ASSIGNMENT:
Copy the entries character for character.

[[ RECORD EXTRACTS open ]]

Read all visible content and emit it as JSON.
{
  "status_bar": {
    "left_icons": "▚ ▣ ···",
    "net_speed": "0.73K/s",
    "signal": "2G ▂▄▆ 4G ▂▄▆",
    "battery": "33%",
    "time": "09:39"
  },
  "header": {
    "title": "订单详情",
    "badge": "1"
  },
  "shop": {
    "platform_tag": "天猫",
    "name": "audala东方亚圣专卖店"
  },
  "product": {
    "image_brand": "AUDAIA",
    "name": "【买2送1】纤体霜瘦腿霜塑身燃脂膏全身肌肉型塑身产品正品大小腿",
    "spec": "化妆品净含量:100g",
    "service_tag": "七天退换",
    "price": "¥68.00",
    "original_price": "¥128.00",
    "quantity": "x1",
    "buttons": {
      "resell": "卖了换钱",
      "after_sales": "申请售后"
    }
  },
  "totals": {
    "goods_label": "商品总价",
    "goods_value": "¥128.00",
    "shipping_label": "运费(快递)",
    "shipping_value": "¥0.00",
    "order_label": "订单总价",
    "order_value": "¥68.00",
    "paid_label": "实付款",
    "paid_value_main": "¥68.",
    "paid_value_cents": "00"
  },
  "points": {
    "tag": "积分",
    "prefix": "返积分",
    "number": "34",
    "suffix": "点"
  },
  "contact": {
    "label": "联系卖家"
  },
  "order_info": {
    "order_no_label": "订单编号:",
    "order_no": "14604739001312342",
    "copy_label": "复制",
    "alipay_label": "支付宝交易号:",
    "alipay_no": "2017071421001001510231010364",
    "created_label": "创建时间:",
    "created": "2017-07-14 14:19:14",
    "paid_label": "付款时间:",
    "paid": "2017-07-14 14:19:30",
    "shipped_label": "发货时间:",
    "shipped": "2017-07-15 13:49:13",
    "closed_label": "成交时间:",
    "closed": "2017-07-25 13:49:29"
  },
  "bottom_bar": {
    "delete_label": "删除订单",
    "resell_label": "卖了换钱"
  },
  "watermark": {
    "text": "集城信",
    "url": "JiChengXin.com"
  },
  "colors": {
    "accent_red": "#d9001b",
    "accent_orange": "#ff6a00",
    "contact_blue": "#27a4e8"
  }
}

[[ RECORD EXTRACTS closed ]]

YOUR SOLUTION:
Read all visible content and emit it as JSON.
{
  "status_bar": {
    "left_icons": "▚ ▣ ···",
    "net_speed": "0.73K/s",
    "signal": "2G ▂▄▆ 4G ▂▄▆",
    "battery": "33%",
    "time": "09:39"
  },
  "header": {
    "title": "订单详情",
    "badge": "1"
  },
  "shop": {
    "platform_tag": "天猫",
    "name": "audala东方亚圣专卖店"
  },
  "product": {
    "image_brand": "AUDAIA",
    "name": "【买2送1】纤体霜瘦腿霜塑身燃脂膏全身肌肉型塑身产品正品大小腿",
    "spec": "化妆品净含量:100g",
    "service_tag": "七天退换",
    "price": "¥68.00",
    "original_price": "¥128.00",
    "quantity": "x1",
    "buttons": {
      "resell": "卖了换钱",
      "after_sales": "申请售后"
    }
  },
  "totals": {
    "goods_label": "商品总价",
    "goods_value": "¥128.00",
    "shipping_label": "运费(快递)",
    "shipping_value": "¥0.00",
    "order_label": "订单总价",
    "order_value": "¥68.00",
    "paid_label": "实付款",
    "paid_value_main": "¥68.",
    "paid_value_cents": "00"
  },
  "points": {
    "tag": "积分",
    "prefix": "返积分",
    "number": "34",
    "suffix": "点"
  },
  "contact": {
    "label": "联系卖家"
  },
  "order_info": {
    "order_no_label": "订单编号:",
    "order_no": "14604739001312342",
    "copy_label": "复制",
    "alipay_label": "支付宝交易号:",
    "alipay_no": "2017071421001001510231010364",
    "created_label": "创建时间:",
    "created": "2017-07-14 14:19:14",
    "paid_label": "付款时间:",
    "paid": "2017-07-14 14:19:30",
    "shipped_label": "发货时间:",
    "shipped": "2017-07-15 13:49:13",
    "closed_label": "成交时间:",
    "closed": "2017-07-25 13:49:29"
  },
  "bottom_bar": {
    "delete_label": "删除订单",
    "resell_label": "卖了换钱"
  },
  "watermark": {
    "text": "集城信",
    "url": "JiChengXin.com"
  },
  "colors": {
    "accent_red": "#d9001b",
    "accent_orange": "#ff6a00",
    "contact_blue": "#27a4e8"
  }
}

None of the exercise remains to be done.